Though Florida law does not require the accused to be present in court or have representation present, do you think civil rights groups should get involved in a case such as this proactively, or was the system’s actions appropriate in the interest of public safety?
Let’s look at another case in yet murkier water.
On April 2, a circuit judge in Orlando lifted a temporary restriction on firearm possession against a student at the University of Central Florida.
Law enforcement initiated an investigation of the 21-year-old student after he went on social media to praise the alleged murderers in Parkland and Las Vegas as heroes. The student then went on to allegedly tell police he would probably shoot up the middle or high schools where he had been bullied if provoked by a tragic life event, according to the Orlando Sentinel.
The attorney for the student made the argument that the admission was protected as free speech under the First Amendment.
“She argued (the student) had not done anything to suggest he would act on the comments,” the Sentinel reported. “He had not purchased a weapon, and he did not have a criminal record… He would have voluntarily relinquished his gun rights had he been given the option.”
The student didn’t even have a gun, which begs the question, “After such an admission, should the student be placed on a watch list that prevents firearm ownership or requires additional scrutiny before legally purchasing a firearm?” Personally, I feel this still blames the firearm more than the individual. To a degree, it accounts for legally purchased firearms, but it does little to nothing against illegal purchases.
I have heard the counterargument that we should control the things we can, and react as best we can to minimize the things we cannot prevent. How does this affect your opinion or decision-making? Should the legal system have placed a restriction on firearms ownership by the student due to an exercise of free speech that may have been threatening? If no, how does that balance after an event where people look back and say all of the signs were there but no one acted upon them? If yes, what crime was committed that warrants the loss of a constitutional right?
I am not sure a heading of “conclusion” is appropriate here. The topic has so many variables, I do not think there is a simple answer or conclusion. The language of the Second Amendment is very clear to me, but we have placed limits on the First Amendment (yelling “Fire!” in a crowded theater). There are situations when individuals have given up their Fourth Amendment protections against certain search and seizure, but that was after a “mentally competent person” signed a voluntary agreement. I do not equate that with most of the questions posed here regarding Second Amendment rights.

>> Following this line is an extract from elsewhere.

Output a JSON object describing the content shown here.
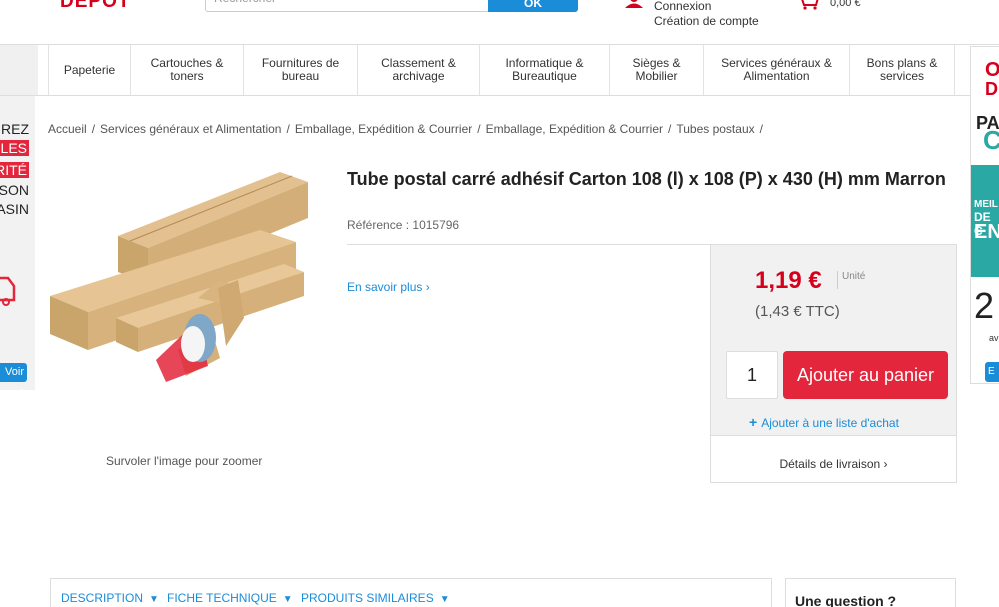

Let’s hear your opinion. As a community, let’s listen to the perspectives, opinions, ideas, and solutions of others. Sound off in the comment section with your opinion or any answers you have to the questions posed in the article.
This post originally ran on Cheaper than Dirt!‘s The Shooters Log.